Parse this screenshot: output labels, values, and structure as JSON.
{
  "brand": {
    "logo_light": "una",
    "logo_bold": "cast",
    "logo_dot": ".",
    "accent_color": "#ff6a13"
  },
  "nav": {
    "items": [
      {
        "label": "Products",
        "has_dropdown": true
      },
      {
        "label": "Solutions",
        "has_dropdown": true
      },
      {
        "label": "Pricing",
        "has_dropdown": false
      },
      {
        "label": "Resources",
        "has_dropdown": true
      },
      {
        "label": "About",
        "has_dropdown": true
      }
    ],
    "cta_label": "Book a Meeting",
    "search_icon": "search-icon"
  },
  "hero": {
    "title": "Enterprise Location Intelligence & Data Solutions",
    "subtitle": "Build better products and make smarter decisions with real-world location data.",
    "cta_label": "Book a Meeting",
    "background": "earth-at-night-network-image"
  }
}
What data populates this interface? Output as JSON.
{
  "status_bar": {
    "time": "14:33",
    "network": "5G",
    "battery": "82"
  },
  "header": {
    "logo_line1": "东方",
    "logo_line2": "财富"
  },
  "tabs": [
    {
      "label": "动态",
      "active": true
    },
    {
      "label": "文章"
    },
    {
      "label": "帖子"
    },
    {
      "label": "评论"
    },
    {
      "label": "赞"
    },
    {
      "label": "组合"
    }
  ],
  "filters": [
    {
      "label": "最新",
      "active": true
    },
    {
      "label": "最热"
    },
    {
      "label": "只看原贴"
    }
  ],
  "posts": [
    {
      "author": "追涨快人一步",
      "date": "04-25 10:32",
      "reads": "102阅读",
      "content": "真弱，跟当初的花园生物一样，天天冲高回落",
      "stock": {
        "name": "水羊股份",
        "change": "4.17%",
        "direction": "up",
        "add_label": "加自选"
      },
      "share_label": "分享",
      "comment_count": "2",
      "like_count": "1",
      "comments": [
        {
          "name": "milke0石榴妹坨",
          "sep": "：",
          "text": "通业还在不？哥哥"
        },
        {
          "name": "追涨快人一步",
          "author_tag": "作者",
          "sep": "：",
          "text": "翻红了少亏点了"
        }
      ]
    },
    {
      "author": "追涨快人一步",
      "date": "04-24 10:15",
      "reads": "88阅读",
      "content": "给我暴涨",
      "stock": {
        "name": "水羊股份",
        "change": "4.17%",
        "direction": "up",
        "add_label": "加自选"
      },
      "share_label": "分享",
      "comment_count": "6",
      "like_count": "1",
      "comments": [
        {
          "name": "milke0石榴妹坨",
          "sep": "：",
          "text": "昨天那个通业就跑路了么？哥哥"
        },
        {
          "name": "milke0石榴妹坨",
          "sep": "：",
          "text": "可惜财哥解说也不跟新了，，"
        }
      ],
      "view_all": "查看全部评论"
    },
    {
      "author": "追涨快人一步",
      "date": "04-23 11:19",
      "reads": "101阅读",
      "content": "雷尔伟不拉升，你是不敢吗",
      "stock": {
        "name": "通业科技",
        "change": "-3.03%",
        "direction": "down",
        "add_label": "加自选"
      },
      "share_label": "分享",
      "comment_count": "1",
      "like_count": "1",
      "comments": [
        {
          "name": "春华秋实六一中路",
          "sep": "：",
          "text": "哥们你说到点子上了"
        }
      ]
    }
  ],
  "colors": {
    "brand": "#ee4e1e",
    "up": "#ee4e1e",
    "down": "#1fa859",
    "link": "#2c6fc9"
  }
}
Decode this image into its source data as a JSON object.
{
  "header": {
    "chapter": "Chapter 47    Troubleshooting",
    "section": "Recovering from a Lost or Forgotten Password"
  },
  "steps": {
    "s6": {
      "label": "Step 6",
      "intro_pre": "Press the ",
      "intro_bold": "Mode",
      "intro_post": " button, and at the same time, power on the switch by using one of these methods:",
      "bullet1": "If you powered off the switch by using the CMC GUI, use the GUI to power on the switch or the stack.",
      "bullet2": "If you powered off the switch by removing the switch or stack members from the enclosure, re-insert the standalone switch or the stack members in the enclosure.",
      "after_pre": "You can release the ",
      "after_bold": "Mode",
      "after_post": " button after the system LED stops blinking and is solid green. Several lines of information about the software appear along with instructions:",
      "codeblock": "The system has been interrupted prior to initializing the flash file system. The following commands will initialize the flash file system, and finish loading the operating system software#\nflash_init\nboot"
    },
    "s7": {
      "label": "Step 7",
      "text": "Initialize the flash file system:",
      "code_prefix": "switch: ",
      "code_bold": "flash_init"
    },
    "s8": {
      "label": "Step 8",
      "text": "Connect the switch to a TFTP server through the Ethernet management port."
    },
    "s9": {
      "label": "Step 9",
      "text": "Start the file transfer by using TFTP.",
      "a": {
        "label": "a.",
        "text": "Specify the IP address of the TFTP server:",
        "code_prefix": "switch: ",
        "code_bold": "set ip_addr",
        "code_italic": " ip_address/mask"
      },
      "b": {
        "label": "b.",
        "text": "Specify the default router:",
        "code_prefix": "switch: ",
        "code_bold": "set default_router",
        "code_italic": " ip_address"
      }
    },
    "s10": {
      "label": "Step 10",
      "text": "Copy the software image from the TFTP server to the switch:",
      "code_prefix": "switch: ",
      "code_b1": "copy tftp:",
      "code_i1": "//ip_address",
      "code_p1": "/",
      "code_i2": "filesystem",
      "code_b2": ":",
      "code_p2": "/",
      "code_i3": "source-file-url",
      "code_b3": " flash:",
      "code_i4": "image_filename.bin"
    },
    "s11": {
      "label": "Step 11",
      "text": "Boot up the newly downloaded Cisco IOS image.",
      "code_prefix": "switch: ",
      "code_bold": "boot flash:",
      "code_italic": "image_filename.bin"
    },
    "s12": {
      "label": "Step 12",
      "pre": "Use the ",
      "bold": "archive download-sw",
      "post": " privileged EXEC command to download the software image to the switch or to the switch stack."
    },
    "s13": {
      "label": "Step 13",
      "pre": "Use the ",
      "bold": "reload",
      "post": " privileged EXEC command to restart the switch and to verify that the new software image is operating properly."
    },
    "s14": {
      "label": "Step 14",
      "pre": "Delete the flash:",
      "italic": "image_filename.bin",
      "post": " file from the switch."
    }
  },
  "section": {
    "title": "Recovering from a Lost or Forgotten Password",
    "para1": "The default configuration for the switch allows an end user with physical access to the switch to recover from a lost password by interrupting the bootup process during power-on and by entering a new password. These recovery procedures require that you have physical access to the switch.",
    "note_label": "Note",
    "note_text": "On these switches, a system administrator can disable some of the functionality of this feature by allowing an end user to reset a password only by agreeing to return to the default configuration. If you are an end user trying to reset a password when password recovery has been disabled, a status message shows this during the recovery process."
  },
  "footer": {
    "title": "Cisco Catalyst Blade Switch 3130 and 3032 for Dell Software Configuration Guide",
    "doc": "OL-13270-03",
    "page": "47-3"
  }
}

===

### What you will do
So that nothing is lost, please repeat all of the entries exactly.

### Task response
Parse this screenshot: output labels, values, and structure as JSON.
{
  "brand": {
    "logo_light": "una",
    "logo_bold": "cast",
    "logo_dot": ".",
    "accent_color": "#ff6a13"
  },
  "nav": {
    "items": [
      {
        "label": "Products",
        "has_dropdown": true
      },
      {
        "label": "Solutions",
        "has_dropdown": true
      },
      {
        "label": "Pricing",
        "has_dropdown": false
      },
      {
        "label": "Resources",
        "has_dropdown": true
      },
      {
        "label": "About",
        "has_dropdown": true
      }
    ],
    "cta_label": "Book a Meeting",
    "search_icon": "search-icon"
  },
  "hero": {
    "title": "Enterprise Location Intelligence & Data Solutions",
    "subtitle": "Build better products and make smarter decisions with real-world location data.",
    "cta_label": "Book a Meeting",
    "background": "earth-at-night-network-image"
  }
}
What data populates this interface? Output as JSON.
{
  "status_bar": {
    "time": "14:33",
    "network": "5G",
    "battery": "82"
  },
  "header": {
    "logo_line1": "东方",
    "logo_line2": "财富"
  },
  "tabs": [
    {
      "label": "动态",
      "active": true
    },
    {
      "label": "文章"
    },
    {
      "label": "帖子"
    },
    {
      "label": "评论"
    },
    {
      "label": "赞"
    },
    {
      "label": "组合"
    }
  ],
  "filters": [
    {
      "label": "最新",
      "active": true
    },
    {
      "label": "最热"
    },
    {
      "label": "只看原贴"
    }
  ],
  "posts": [
    {
      "author": "追涨快人一步",
      "date": "04-25 10:32",
      "reads": "102阅读",
      "content": "真弱，跟当初的花园生物一样，天天冲高回落",
      "stock": {
        "name": "水羊股份",
        "change": "4.17%",
        "direction": "up",
        "add_label": "加自选"
      },
      "share_label": "分享",
      "comment_count": "2",
      "like_count": "1",
      "comments": [
        {
          "name": "milke0石榴妹坨",
          "sep": "：",
          "text": "通业还在不？哥哥"
        },
        {
          "name": "追涨快人一步",
          "author_tag": "作者",
          "sep": "：",
          "text": "翻红了少亏点了"
        }
      ]
    },
    {
      "author": "追涨快人一步",
      "date": "04-24 10:15",
      "reads": "88阅读",
      "content": "给我暴涨",
      "stock": {
        "name": "水羊股份",
        "change": "4.17%",
        "direction": "up",
        "add_label": "加自选"
      },
      "share_label": "分享",
      "comment_count": "6",
      "like_count": "1",
      "comments": [
        {
          "name": "milke0石榴妹坨",
          "sep": "：",
          "text": "昨天那个通业就跑路了么？哥哥"
        },
        {
          "name": "milke0石榴妹坨",
          "sep": "：",
          "text": "可惜财哥解说也不跟新了，，"
        }
      ],
      "view_all": "查看全部评论"
    },
    {
      "author": "追涨快人一步",
      "date": "04-23 11:19",
      "reads": "101阅读",
      "content": "雷尔伟不拉升，你是不敢吗",
      "stock": {
        "name": "通业科技",
        "change": "-3.03%",
        "direction": "down",
        "add_label": "加自选"
      },
      "share_label": "分享",
      "comment_count": "1",
      "like_count": "1",
      "comments": [
        {
          "name": "春华秋实六一中路",
          "sep": "：",
          "text": "哥们你说到点子上了"
        }
      ]
    }
  ],
  "colors": {
    "brand": "#ee4e1e",
    "up": "#ee4e1e",
    "down": "#1fa859",
    "link": "#2c6fc9"
  }
}
Decode this image into its source data as a JSON object.
{
  "header": {
    "chapter": "Chapter 47    Troubleshooting",
    "section": "Recovering from a Lost or Forgotten Password"
  },
  "steps": {
    "s6": {
      "label": "Step 6",
      "intro_pre": "Press the ",
      "intro_bold": "Mode",
      "intro_post": " button, and at the same time, power on the switch by using one of these methods:",
      "bullet1": "If you powered off the switch by using the CMC GUI, use the GUI to power on the switch or the stack.",
      "bullet2": "If you powered off the switch by removing the switch or stack members from the enclosure, re-insert the standalone switch or the stack members in the enclosure.",
      "after_pre": "You can release the ",
      "after_bold": "Mode",
      "after_post": " button after the system LED stops blinking and is solid green. Several lines of information about the software appear along with instructions:",
      "codeblock": "The system has been interrupted prior to initializing the flash file system. The following commands will initialize the flash file system, and finish loading the operating system software#\nflash_init\nboot"
    },
    "s7": {
      "label": "Step 7",
      "text": "Initialize the flash file system:",
      "code_prefix": "switch: ",
      "code_bold": "flash_init"
    },
    "s8": {
      "label": "Step 8",
      "text": "Connect the switch to a TFTP server through the Ethernet management port."
    },
    "s9": {
      "label": "Step 9",
      "text": "Start the file transfer by using TFTP.",
      "a": {
        "label": "a.",
        "text": "Specify the IP address of the TFTP server:",
        "code_prefix": "switch: ",
        "code_bold": "set ip_addr",
        "code_italic": " ip_address/mask"
      },
      "b": {
        "label": "b.",
        "text": "Specify the default router:",
        "code_prefix": "switch: ",
        "code_bold": "set default_router",
        "code_italic": " ip_address"
      }
    },
    "s10": {
      "label": "Step 10",
      "text": "Copy the software image from the TFTP server to the switch:",
      "code_prefix": "switch: ",
      "code_b1": "copy tftp:",
      "code_i1": "//ip_address",
      "code_p1": "/",
      "code_i2": "filesystem",
      "code_b2": ":",
      "code_p2": "/",
      "code_i3": "source-file-url",
      "code_b3": " flash:",
      "code_i4": "image_filename.bin"
    },
    "s11": {
      "label": "Step 11",
      "text": "Boot up the newly downloaded Cisco IOS image.",
      "code_prefix": "switch: ",
      "code_bold": "boot flash:",
      "code_italic": "image_filename.bin"
    },
    "s12": {
      "label": "Step 12",
      "pre": "Use the ",
      "bold": "archive download-sw",
      "post": " privileged EXEC command to download the software image to the switch or to the switch stack."
    },
    "s13": {
      "label": "Step 13",
      "pre": "Use the ",
      "bold": "reload",
      "post": " privileged EXEC command to restart the switch and to verify that the new software image is operating properly."
    },
    "s14": {
      "label": "Step 14",
      "pre": "Delete the flash:",
      "italic": "image_filename.bin",
      "post": " file from the switch."
    }
  },
  "section": {
    "title": "Recovering from a Lost or Forgotten Password",
    "para1": "The default configuration for the switch allows an end user with physical access to the switch to recover from a lost password by interrupting the bootup process during power-on and by entering a new password. These recovery procedures require that you have physical access to the switch.",
    "note_label": "Note",
    "note_text": "On these switches, a system administrator can disable some of the functionality of this feature by allowing an end user to reset a password only by agreeing to return to the default configuration. If you are an end user trying to reset a password when password recovery has been disabled, a status message shows this during the recovery process."
  },
  "footer": {
    "title": "Cisco Catalyst Blade Switch 3130 and 3032 for Dell Software Configuration Guide",
    "doc": "OL-13270-03",
    "page": "47-3"
  }
}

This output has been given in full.